Instead, 60 percent of them are living in low-income families earning $35,000 or less for a family of four, and one fourth of all adult Texans under the age of 65 are without insurance. Children, however, are the most neglected in this state, but they are a gold mine for health care companies. Children with disabilities are constantly victimized by a Republican crafted Medicaid measure that costs taxpayers billions annually but makes huge profits for providers because they are allowed to deny services. Denial is also an actual state practice used to hold down costs when children with disabilities are trying to get special education at schools. The Houston Chronicle’s investigation showed Texas public schools were rationing educational services and hiring expensive lawyers to manage complaining parents who demand the federally protected civil rights of their children.
If only they were unborn, they’d be protected.
Texas, like the conservative policies often implemented by the federal government and Congress, and those employed by Republican-led states, has become very adept at cutting costs to services that help the poor while reducing taxes to corporations. Budget writers simply cut spending on programs that help people without political voices. In Texas, foster children spend years sleeping in state offices, churches, and sometimes cheap hotels, because there is no will to fund an effort to truly help them into a normal life.
The con goes on, though. Texas talks about life but cheapens it with corporate largesse for politicians. There is nothing pro-life in a state that allows energy companies to make billions on fuel when the grid is collapsing, and an estimated 800 Texans die from cold and exposure while the governor gets million-dollar checks from the gas suppliers that made multi-billion dollar profits, and nothing gets done to repair the electrical infrastructure and ready it for the next storm.

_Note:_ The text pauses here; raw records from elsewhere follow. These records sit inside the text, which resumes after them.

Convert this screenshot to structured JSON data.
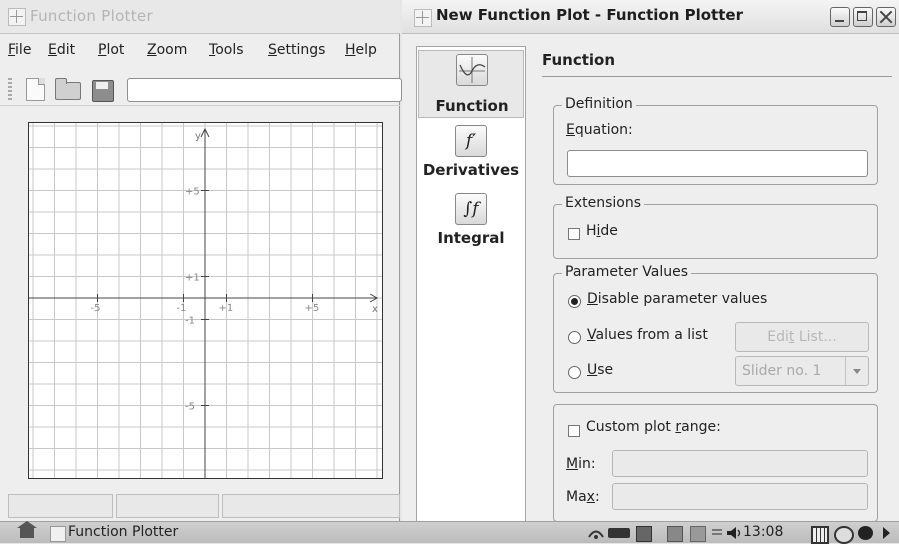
{
  "main_window": {
    "title": "Function Plotter",
    "menu": [
      {
        "pre": "",
        "u": "F",
        "post": "ile"
      },
      {
        "pre": "",
        "u": "E",
        "post": "dit"
      },
      {
        "pre": "",
        "u": "P",
        "post": "lot"
      },
      {
        "pre": "",
        "u": "Z",
        "post": "oom"
      },
      {
        "pre": "",
        "u": "T",
        "post": "ools"
      },
      {
        "pre": "",
        "u": "S",
        "post": "ettings"
      },
      {
        "pre": "",
        "u": "H",
        "post": "elp"
      }
    ],
    "toolbar_input_value": "",
    "toolbar_icons": [
      "new-document-icon",
      "open-folder-icon",
      "save-disk-icon"
    ]
  },
  "chart_data": {
    "type": "scatter",
    "series": [],
    "xlim": [
      -8.5,
      8.5
    ],
    "ylim": [
      -8.5,
      8.5
    ],
    "grid": true,
    "axis_labels": {
      "x": "x",
      "y": "y"
    },
    "x_ticks": [
      "-5",
      "-1",
      "+1",
      "+5"
    ],
    "y_ticks": [
      "+5",
      "+1",
      "-1",
      "-5"
    ]
  },
  "dialog": {
    "title": "New Function Plot - Function Plotter",
    "pages": [
      {
        "label": "Function",
        "icon": "function-graph-icon",
        "selected": true
      },
      {
        "label": "Derivatives",
        "icon": "derivative-f-prime-icon",
        "glyph": "f′",
        "selected": false
      },
      {
        "label": "Integral",
        "icon": "integral-icon",
        "glyph": "∫f",
        "selected": false
      }
    ],
    "section_title": "Function",
    "definition": {
      "legend": "Definition",
      "equation_label_u": "E",
      "equation_label_rest": "quation:",
      "equation_value": ""
    },
    "extensions": {
      "legend": "Extensions",
      "hide_pre": "H",
      "hide_u": "i",
      "hide_post": "de",
      "hide_checked": false
    },
    "parameters": {
      "legend": "Parameter Values",
      "disable_u": "D",
      "disable_rest": "isable parameter values",
      "list_u": "V",
      "list_rest": "alues from a list",
      "use_u": "U",
      "use_rest": "se",
      "edit_list_pre": "Edi",
      "edit_list_u": "t",
      "edit_list_post": " List...",
      "slider_value": "Slider no. 1",
      "selected": "disable"
    },
    "range": {
      "custom_pre": "Custom plot ",
      "custom_u": "r",
      "custom_post": "ange:",
      "custom_checked": false,
      "min_u": "M",
      "min_rest": "in:",
      "max_pre": "Ma",
      "max_u": "x",
      "max_post": ":",
      "min_value": "",
      "max_value": ""
    }
  },
  "taskbar": {
    "task_label": "Function Plotter",
    "clock": "13:08",
    "tray_icons": [
      "network-icon",
      "battery-icon",
      "display-icon",
      "klipper-icon",
      "font-icon",
      "keyboard-icon",
      "volume-icon",
      "calendar-icon",
      "smiley-icon",
      "power-icon",
      "arrow-icon"
    ]
  }
}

We also continue to outstrip other states in Covid malfeasance, a governor who talks about freedom and then takes away the rights of schools and counties and cities and businesses to require masks to protect people in public places. We are close to 56,000 dead (because freedom!) and as a percentage of our population compared to other states our mortality rate is number one! (See also: Everything is bigger in Texas). Sadly, we are only number 2 in total deaths, but we are closing in on the leader in this dark race. Our 234 average daily deaths are outdone only by Florida and Governor Ron Death Santis, which loses 325 souls to the virus every 24 hours.

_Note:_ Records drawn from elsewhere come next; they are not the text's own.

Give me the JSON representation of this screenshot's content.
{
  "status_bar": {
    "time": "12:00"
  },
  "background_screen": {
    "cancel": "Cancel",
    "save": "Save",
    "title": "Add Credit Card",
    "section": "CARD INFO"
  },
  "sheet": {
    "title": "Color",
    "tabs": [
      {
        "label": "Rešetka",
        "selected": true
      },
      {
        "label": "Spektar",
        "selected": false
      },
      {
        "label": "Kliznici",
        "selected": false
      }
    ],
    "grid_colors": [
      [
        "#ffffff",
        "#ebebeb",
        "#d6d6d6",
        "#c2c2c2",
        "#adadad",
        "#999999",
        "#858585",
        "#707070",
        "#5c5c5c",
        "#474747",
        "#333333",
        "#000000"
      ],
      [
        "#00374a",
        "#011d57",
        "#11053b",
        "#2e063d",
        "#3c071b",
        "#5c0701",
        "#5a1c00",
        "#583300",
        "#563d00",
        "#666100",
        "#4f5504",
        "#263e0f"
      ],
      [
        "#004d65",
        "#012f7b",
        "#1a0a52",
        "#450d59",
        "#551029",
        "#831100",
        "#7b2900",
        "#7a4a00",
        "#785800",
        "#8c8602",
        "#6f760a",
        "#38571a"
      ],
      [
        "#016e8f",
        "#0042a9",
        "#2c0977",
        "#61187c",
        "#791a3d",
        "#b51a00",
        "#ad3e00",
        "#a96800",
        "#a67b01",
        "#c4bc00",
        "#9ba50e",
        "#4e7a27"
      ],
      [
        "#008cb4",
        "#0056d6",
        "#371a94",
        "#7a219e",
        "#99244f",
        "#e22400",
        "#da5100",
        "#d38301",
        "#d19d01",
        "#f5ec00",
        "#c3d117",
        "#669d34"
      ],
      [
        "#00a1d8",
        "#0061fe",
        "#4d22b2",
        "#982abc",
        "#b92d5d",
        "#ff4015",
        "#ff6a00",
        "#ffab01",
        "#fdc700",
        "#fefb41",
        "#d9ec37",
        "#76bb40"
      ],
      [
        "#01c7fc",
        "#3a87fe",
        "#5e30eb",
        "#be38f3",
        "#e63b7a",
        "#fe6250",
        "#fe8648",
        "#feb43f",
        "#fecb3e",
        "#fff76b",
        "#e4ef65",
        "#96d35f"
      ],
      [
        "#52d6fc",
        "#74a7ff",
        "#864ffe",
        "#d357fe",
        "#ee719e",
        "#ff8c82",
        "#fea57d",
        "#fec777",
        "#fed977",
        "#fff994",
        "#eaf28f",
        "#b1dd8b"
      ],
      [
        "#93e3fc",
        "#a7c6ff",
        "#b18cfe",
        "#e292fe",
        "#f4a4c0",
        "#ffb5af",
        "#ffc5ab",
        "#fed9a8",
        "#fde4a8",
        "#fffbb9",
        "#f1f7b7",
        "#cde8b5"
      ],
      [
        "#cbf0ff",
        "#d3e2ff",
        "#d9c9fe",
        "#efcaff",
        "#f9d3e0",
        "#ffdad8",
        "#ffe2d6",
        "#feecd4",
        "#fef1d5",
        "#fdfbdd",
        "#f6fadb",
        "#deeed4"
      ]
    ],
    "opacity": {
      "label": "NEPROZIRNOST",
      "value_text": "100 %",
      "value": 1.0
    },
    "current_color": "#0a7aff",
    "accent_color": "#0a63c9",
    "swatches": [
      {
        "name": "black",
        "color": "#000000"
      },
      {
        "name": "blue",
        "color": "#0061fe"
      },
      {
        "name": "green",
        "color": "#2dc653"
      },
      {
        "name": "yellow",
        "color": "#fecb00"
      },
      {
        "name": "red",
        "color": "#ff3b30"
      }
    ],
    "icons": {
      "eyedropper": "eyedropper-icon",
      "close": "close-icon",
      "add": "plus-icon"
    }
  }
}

So, look at Texas, America; we are the ghost of the US’ future. Our Republican leaders push phony morality issues as a misdirection while they get us to argue about our freedom to not wear masks, ingest horse dewormer, and catch a deadly virus. The monied moguls load up their ciphers like Greg Abbott with $55 million in campaign cash, hoping that he can roll into Trump’s spot if that hollow man falls away. Texans are showing America how to reduce voting by minorities, jam money into the message machine to drown out any trace of the truth, and keep paring support from the skeletal programs that help people get up out of the ditch.
You can learn much from looking at Texas, but it’s not the right stuff. Don’t imitate us anymore. Our country is following this state down a bad road to a dark place, and it is dangerous to democracy. I have lived in Texas all my adult life and it has seemed like almost every time the state legislature convenes, one of our rights slips away or is challenged by some lying charlatan who claims he knows Jesus and he’s helping us get closer to the light.
Turn around, America. You are approaching a cliff.
Truth for Texas
My super PAC, Truth for Texas, is still raising money to launch on on-line digital campaign to confront the fools destroying women’s reproductive rights while also attacking voting rights. I have never been an activist or raised money for political causes, but this time feels very critical for our state and nation. If you are inclined to help out, donations can be made at Truth for Texas.